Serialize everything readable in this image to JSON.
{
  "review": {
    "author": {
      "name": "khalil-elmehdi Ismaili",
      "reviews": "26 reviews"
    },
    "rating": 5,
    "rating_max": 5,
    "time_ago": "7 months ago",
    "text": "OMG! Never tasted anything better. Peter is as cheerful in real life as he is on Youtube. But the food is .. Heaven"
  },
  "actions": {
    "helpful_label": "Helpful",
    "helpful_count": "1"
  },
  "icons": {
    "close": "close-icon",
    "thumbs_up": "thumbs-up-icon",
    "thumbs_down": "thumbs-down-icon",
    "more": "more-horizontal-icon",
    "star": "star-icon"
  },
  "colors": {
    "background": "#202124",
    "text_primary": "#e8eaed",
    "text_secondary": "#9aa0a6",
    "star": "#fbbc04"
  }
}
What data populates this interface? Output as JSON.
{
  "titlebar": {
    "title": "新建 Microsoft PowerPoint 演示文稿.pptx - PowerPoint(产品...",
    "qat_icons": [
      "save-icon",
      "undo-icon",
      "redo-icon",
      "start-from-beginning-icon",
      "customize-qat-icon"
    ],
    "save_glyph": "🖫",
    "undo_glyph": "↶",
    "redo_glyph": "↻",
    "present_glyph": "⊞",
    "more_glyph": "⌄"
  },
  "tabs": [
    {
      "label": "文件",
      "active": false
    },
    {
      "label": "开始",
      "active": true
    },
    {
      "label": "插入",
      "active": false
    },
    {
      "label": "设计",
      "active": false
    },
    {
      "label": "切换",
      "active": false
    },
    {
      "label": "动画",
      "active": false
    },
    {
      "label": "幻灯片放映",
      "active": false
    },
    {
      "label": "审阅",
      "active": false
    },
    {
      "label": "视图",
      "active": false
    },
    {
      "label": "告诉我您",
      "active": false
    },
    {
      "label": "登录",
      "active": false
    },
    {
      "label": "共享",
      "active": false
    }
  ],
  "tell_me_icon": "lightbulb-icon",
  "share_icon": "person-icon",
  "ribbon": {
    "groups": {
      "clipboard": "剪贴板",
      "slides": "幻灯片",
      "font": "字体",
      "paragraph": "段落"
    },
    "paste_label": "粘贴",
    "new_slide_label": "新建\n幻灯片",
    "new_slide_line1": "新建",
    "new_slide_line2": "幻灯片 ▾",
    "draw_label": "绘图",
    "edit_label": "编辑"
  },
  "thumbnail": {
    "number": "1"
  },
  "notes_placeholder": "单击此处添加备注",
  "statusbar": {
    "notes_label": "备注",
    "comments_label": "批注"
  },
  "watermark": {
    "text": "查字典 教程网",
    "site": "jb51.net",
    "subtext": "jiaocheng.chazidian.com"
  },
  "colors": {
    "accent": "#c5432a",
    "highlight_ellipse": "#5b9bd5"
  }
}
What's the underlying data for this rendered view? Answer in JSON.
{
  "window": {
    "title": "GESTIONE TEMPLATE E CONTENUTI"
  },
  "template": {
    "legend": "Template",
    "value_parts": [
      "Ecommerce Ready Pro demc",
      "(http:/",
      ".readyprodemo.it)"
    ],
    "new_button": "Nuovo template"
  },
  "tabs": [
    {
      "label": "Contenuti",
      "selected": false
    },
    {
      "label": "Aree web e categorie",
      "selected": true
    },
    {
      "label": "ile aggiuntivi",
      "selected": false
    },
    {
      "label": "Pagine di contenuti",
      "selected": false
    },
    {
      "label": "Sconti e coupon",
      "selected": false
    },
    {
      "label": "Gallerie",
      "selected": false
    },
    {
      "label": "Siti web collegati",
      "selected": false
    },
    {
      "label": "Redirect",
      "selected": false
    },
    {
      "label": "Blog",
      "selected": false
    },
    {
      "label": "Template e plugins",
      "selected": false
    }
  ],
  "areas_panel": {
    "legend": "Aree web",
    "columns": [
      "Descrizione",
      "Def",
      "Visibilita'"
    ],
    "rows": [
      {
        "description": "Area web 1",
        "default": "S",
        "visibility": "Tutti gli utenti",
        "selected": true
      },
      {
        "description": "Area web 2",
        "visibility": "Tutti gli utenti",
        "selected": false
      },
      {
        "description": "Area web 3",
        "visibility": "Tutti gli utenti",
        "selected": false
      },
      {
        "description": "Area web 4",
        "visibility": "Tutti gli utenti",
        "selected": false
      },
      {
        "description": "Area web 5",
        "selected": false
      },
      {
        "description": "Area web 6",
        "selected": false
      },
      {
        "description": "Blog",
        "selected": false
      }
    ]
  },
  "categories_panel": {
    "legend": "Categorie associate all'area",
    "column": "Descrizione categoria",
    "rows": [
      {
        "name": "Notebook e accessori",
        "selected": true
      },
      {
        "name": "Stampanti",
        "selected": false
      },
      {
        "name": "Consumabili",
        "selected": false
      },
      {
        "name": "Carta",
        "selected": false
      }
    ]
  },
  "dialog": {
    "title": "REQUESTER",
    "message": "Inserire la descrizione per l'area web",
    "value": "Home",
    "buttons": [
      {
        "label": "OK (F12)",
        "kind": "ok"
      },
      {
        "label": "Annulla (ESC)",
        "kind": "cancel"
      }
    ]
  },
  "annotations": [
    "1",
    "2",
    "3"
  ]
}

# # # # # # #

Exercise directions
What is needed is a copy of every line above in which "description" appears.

Worked solution
        "description": "Area web 1",
        "description": "Area web 2",
        "description": "Area web 3",
        "description": "Area web 4",
        "description": "Area web 5",
        "description": "Area web 6",
        "description": "Blog",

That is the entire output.